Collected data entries
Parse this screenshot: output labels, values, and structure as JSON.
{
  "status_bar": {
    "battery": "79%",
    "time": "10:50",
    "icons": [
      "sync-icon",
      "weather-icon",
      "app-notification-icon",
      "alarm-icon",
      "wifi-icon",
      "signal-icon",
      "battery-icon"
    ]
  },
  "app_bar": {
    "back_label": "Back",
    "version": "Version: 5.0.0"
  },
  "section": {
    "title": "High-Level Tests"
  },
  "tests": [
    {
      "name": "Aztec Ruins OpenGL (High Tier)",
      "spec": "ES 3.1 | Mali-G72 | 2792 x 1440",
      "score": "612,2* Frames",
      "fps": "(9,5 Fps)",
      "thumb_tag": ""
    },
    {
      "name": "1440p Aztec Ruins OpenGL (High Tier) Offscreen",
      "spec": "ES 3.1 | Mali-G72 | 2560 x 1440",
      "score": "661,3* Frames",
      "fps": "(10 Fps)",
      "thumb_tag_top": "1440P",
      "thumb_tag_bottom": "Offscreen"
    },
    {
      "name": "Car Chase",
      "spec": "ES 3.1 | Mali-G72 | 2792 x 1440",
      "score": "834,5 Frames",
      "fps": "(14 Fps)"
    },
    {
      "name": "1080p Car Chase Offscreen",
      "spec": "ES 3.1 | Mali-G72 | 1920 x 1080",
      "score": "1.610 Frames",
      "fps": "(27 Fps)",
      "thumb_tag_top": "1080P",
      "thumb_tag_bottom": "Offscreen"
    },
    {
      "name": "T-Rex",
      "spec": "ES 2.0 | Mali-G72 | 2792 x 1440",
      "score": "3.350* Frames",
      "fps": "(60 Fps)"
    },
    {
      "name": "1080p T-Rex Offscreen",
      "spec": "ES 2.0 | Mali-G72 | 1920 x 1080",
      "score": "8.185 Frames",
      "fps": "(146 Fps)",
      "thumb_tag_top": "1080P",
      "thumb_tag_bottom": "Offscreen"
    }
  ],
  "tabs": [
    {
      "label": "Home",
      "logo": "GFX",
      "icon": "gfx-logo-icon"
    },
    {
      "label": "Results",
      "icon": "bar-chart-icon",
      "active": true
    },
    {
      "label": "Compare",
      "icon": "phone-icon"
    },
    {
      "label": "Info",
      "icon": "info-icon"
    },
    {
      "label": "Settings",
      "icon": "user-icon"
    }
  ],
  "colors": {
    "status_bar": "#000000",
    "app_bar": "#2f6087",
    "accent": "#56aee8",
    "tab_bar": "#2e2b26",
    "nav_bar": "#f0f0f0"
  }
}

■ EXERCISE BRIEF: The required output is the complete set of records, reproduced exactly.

■ RESPONSE BOX:
Parse this screenshot: output labels, values, and structure as JSON.
{
  "status_bar": {
    "battery": "79%",
    "time": "10:50",
    "icons": [
      "sync-icon",
      "weather-icon",
      "app-notification-icon",
      "alarm-icon",
      "wifi-icon",
      "signal-icon",
      "battery-icon"
    ]
  },
  "app_bar": {
    "back_label": "Back",
    "version": "Version: 5.0.0"
  },
  "section": {
    "title": "High-Level Tests"
  },
  "tests": [
    {
      "name": "Aztec Ruins OpenGL (High Tier)",
      "spec": "ES 3.1 | Mali-G72 | 2792 x 1440",
      "score": "612,2* Frames",
      "fps": "(9,5 Fps)",
      "thumb_tag": ""
    },
    {
      "name": "1440p Aztec Ruins OpenGL (High Tier) Offscreen",
      "spec": "ES 3.1 | Mali-G72 | 2560 x 1440",
      "score": "661,3* Frames",
      "fps": "(10 Fps)",
      "thumb_tag_top": "1440P",
      "thumb_tag_bottom": "Offscreen"
    },
    {
      "name": "Car Chase",
      "spec": "ES 3.1 | Mali-G72 | 2792 x 1440",
      "score": "834,5 Frames",
      "fps": "(14 Fps)"
    },
    {
      "name": "1080p Car Chase Offscreen",
      "spec": "ES 3.1 | Mali-G72 | 1920 x 1080",
      "score": "1.610 Frames",
      "fps": "(27 Fps)",
      "thumb_tag_top": "1080P",
      "thumb_tag_bottom": "Offscreen"
    },
    {
      "name": "T-Rex",
      "spec": "ES 2.0 | Mali-G72 | 2792 x 1440",
      "score": "3.350* Frames",
      "fps": "(60 Fps)"
    },
    {
      "name": "1080p T-Rex Offscreen",
      "spec": "ES 2.0 | Mali-G72 | 1920 x 1080",
      "score": "8.185 Frames",
      "fps": "(146 Fps)",
      "thumb_tag_top": "1080P",
      "thumb_tag_bottom": "Offscreen"
    }
  ],
  "tabs": [
    {
      "label": "Home",
      "logo": "GFX",
      "icon": "gfx-logo-icon"
    },
    {
      "label": "Results",
      "icon": "bar-chart-icon",
      "active": true
    },
    {
      "label": "Compare",
      "icon": "phone-icon"
    },
    {
      "label": "Info",
      "icon": "info-icon"
    },
    {
      "label": "Settings",
      "icon": "user-icon"
    }
  ],
  "colors": {
    "status_bar": "#000000",
    "app_bar": "#2f6087",
    "accent": "#56aee8",
    "tab_bar": "#2e2b26",
    "nav_bar": "#f0f0f0"
  }
}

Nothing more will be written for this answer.